Search at konserthuset.se
Genre: Chamber music

LvB250 – IGOR LEVIT ”WALDSTEIN”

Igor Levit plays Beethoven's Piano Sonatas Nos. 1, 12, 21 and 25.

Igor Levit is one of his generation’s most important pianists (he was born in 1987) and he regularly appears on all of the major concert stages worldwide. He has performed at Konserthuset Stockholm on several occasions, each time with Beethoven on the programme. When he returns for the major Beethoven anniversary, he will do so emphatically – in eight concerts, he will perform all 32 of Beethoven’s piano sonatas. 

The introductory theme of Sonata No. 1 rises with the speed and lightness of a rocket. This particular approach to composing a theme is often called a Mannheim Rocket – an ascending broken chord at a high tempo. Beethoven dedicated the sonata to Joseph Haydn, who had been his teacher for several years in the early 1790s.

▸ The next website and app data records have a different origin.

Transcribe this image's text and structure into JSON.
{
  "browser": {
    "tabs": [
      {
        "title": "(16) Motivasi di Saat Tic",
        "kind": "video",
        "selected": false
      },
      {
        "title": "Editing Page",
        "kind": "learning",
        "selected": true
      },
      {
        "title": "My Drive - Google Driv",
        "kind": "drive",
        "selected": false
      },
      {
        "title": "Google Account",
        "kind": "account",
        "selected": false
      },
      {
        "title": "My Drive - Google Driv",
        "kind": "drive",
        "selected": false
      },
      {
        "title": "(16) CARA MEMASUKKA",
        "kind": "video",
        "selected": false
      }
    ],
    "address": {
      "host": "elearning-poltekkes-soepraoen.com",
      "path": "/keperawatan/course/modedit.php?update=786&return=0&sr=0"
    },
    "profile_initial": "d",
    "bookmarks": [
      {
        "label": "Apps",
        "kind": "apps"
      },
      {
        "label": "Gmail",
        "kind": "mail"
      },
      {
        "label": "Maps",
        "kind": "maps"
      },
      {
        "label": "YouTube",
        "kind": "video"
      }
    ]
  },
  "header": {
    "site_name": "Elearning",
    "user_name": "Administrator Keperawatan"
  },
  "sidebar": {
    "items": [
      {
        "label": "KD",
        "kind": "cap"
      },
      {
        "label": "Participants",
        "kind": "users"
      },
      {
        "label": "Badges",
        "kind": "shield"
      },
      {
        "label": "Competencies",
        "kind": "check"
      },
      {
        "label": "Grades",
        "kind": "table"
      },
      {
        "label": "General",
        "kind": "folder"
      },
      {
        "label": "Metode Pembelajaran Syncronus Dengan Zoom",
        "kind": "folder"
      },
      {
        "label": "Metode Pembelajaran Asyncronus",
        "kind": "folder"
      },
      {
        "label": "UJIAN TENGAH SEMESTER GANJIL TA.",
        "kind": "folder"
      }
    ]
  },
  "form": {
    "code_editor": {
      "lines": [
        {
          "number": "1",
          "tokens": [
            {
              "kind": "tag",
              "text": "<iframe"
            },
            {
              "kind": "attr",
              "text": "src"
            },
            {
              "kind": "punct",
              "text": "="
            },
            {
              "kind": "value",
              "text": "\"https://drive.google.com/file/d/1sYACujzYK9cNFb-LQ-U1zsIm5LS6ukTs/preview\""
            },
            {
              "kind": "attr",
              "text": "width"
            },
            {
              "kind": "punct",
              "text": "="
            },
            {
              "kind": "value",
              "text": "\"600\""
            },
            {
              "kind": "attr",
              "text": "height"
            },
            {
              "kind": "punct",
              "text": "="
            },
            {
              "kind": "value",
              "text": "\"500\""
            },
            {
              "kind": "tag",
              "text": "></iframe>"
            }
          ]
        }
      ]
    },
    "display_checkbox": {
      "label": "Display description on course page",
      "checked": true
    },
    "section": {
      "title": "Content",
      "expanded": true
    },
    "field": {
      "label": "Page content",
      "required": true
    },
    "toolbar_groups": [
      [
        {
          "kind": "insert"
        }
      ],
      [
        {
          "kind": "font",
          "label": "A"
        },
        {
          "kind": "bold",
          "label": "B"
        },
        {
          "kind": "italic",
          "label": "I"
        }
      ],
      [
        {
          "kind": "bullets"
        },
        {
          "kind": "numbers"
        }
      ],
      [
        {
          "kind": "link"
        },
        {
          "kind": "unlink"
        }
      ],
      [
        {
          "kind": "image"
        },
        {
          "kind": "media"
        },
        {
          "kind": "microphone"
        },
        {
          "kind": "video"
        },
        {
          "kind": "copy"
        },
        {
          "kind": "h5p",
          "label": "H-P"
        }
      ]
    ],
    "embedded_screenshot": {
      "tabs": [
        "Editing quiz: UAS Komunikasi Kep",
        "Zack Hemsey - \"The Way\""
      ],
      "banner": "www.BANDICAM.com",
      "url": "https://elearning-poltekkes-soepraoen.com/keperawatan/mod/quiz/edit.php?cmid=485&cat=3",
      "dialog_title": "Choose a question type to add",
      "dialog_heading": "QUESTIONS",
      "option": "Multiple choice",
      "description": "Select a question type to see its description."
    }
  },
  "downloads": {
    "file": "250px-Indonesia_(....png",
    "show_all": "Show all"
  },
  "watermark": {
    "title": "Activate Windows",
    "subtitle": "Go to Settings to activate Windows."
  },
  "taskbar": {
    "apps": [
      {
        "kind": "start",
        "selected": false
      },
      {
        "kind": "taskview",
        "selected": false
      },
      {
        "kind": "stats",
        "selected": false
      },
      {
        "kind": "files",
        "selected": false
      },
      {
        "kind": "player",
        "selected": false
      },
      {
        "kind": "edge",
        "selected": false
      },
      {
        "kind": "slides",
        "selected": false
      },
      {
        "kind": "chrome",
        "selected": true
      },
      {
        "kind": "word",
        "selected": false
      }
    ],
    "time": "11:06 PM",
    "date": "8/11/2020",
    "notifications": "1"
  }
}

Beethoven did not want to become stuck in predictability and in Sonata No. 12, he experiments with new forms. The third movement is a funeral march that stylistically paves the way for the mighty funeral march of the Eroica Symphony the following year. The Sonata in G Major, Opus 79, is in a smaller format and Beethoven himself thought it could be called a sonatina – Sonate facile au sonatina – but it is still included among the sonatas. The Waldstein Sonata has enormous power, presented already in the initial bars of the first movement. It is in the key of C major, which Beethoven as well as the composers of the French Revolution frequently link to hope, victory, and joy.

Igor Levit plays Beethoven's Piano Sonatas Nos. 1, 12, 21 and 25.

Monday 17 February 2020 19.00

Ends approximately 20.50

Price:

220-395 SEK

Igor Levit is one of his generation’s most important pianists (he was born in 1987) and he regularly appears on all of the major concert stages worldwide. He has performed at Konserthuset Stockholm on several occasions, each time with Beethoven on the programme. When he returns for the major Beethoven anniversary, he will do so emphatically – in eight concerts, he will perform all 32 of Beethoven’s piano sonatas. 

The introductory theme of Sonata No. 1 rises with the speed and lightness of a rocket. This particular approach to composing a theme is often called a Mannheim Rocket – an ascending broken chord at a high tempo. Beethoven dedicated the sonata to Joseph Haydn, who had been his teacher for several years in the early 1790s.

Beethoven did not want to become stuck in predictability and in Sonata No. 12, he experiments with new forms. The third movement is a funeral march that stylistically paves the way for the mighty funeral march of the Eroica Symphony the following year. The Sonata in G Major, Opus 79, is in a smaller format and Beethoven himself thought it could be called a sonatina – Sonate facile au sonatina – but it is still included among the sonatas. The Waldstein Sonata has enormous power, presented already in the initial bars of the first movement. It is in the key of C major, which Beethoven as well as the composers of the French Revolution frequently link to hope, victory, and joy.

  • The music

    Approximate times
  • Ludwig van Beethoven Piano Sonata No. 1 in f minor
    17 min
  • Ludwig van Beethoven Piano Sonata No. 12 in A flat major
    20 min
  • Intermission
    25 min
  • Ludwig van Beethoven Piano Sonata No. 25 in G major
    11 min
  • Ludwig van Beethoven Piano Sonata No. 21 "Waldstein"
    21 min
  • Encore:
  • Johann Sebastian Bach Chorale "Nun komm’, der Heiden Heiland" BWV 659, version for piano arr Ferruccio Busoni
    5 min
  • Participants

  • Igor Levit piano

Monday 17 February 2020 19.00

Ends approximately 20.50

Price:

220-395 SEK